The investigation is ongoing to determine the source of contamination and if additional products are linked to illness. Additional information will be provided as it becomes available.

Salmonella and poultry food safety

Salmonella is a leading cause of foodborne illness (i.e., salmonellosis) outbreaks, which on occasion are attributed to ground turkey. The poultry industry uses Salmonella prevalence as an indicator of food safety. However, Salmonella prevalence is only one of several factors that determine risk of salmonellosis. Consequently, a model for predicting risk of salmonellosis from individual lots of ground turkey as a function of Salmonella prevalence and other risk factors was developed.

Data for Salmonella contamination (prevalence, number, and serotype) of ground turkey were collected at meal preparation. Scenario analysis was used to evaluate effects of model variables on risk of salmonellosis. Epidemiological data were used to simulate Salmonella serotype virulence in a dose‐response model that was based on human outbreak and feeding trial data. Salmonella prevalence was 26% (n = 100) per 25 g of ground turkey, whereas Salmonella number ranged from 0 to 1.603 with a median of 0.185 log per 25 g. Risk of salmonellosis (total arbitrary units (AU) per lot) was affected (p ≤ 0.05) by Salmonella prevalence, number, and virulence, by incidence and extent of undercooking, and by food consumption behavior and host resistance but was not (p > 0.05) affected by serving size, serving size distribution, or total bacterial load of ground turkey when all other risk factors were held constant. When other risk factors were not held constant, Salmonella prevalence was not correlated (r = −0.39; p = 0.21) with risk of salmonellosis. Thus, Salmonella prevalence alone was not a good indicator of poultry food safety because other factors were found to alter risk of salmonellosis. In conclusion, a more holistic approach to poultry food safety, such as the process risk model developed in the present study, is needed to better protect public health from foodborne pathogens like Salmonella .

Salmonella prevalence alone is not a good indicator of poultry food safety, 20 July 2020

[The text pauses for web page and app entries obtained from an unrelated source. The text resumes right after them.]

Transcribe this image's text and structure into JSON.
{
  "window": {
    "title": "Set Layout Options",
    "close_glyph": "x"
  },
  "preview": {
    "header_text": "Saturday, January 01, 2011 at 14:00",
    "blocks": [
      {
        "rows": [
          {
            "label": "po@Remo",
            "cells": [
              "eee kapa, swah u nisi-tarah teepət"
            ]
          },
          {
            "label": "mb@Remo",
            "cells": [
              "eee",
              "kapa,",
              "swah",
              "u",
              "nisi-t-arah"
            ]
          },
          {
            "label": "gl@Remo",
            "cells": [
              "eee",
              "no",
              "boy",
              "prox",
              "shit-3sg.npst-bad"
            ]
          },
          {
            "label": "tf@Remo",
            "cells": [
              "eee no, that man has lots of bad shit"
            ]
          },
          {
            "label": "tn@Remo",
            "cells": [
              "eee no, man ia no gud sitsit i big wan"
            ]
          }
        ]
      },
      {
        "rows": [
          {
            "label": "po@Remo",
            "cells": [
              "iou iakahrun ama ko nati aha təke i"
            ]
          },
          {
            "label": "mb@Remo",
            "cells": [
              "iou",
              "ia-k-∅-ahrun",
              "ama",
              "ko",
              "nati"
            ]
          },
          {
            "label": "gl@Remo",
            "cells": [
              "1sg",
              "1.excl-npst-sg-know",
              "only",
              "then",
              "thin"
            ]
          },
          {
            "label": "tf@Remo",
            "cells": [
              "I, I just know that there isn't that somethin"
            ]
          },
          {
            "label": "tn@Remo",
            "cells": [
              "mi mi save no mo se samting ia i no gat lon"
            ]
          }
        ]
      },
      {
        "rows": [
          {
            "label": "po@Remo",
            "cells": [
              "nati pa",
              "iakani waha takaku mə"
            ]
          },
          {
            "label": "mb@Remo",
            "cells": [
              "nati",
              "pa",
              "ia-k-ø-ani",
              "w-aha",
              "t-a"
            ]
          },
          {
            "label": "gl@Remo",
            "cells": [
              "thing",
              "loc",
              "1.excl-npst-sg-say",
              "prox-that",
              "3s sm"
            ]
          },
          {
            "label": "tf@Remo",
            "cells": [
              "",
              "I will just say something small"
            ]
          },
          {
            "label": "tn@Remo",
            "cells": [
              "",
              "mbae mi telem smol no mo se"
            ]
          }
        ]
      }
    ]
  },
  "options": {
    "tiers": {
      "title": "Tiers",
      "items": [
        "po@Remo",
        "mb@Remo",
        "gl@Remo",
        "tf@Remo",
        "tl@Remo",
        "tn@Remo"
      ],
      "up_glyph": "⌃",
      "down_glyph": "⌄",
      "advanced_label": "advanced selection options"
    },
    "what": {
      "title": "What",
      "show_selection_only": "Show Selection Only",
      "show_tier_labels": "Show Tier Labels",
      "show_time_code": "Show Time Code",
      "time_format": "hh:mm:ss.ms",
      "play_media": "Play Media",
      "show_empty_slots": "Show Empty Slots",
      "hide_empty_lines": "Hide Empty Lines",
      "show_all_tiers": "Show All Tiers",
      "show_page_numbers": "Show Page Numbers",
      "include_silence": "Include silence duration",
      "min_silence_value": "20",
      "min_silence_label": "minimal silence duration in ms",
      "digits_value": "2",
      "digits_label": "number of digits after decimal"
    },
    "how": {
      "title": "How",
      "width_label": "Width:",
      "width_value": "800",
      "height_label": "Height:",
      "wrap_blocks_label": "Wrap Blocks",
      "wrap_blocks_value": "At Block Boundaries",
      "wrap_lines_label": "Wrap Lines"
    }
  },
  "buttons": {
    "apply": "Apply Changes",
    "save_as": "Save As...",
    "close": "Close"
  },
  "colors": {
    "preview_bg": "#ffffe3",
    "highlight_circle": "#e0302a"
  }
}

Risk Analysis

Thomas Oscar

https://doi.org/10.1111/risa.13563

https://onlinelibrary.wiley.com/doi/abs/10.1111/risa.13563?af=R

A way to get rid of Salmonella off peppercorns

A nonthermal process that applies ultraviolet (UV)–C and helium cold plasma (CP) simultaneously (UV-CP) has been investigated as an intervention technology to inactivate Salmonella on black peppercorns.

The optimum CP treatment voltage and UV-CP treatment time for inactivating Salmonella on black peppercorns were predicted using a model equation as 9.7 kV and 22.1 min, respectively, which non-thermally inactivated Salmonella by 3.7 log CFU/g. UV-CP treatment yielded a stronger bactericidal activity than UV treatment alone, without inducing photoreactivation. In addition, UV-CP-induced reactive species similar to those found in individual UV and CP treatments. Furthermore, UV-CP treatment caused a profound deformation of Salmonella morphology and a greater extent of DNA damage than UV or CP treatment did alone. UV-CP treatment did not alter the color or 2,2′-azino-bis(3-ethylbenzothiazoline-6-sulfonic acid) radical scavenging activity; however, it lowered the 2,2-diphenyl-1-picrylhydrazyl radical scavenging activity and piperine concentration in the peppercorns. The findings of this study demonstrate the potential application of UV-CP treatment for decontamination of black peppercorns.

Inactivation of salmonella on black peppercorns using an integrated ultraviolet-C and cold plasma intervention, 23 July 2020

Food Control

In Hee Bang1, Jiwon In1, Sea C.Min

https://doi.org/10.1016/j.foodcont.2020.107498

https://www.sciencedirect.com/science/article/abs/pii/S095671352030414X

How much fun is John Fogarty having with his kids?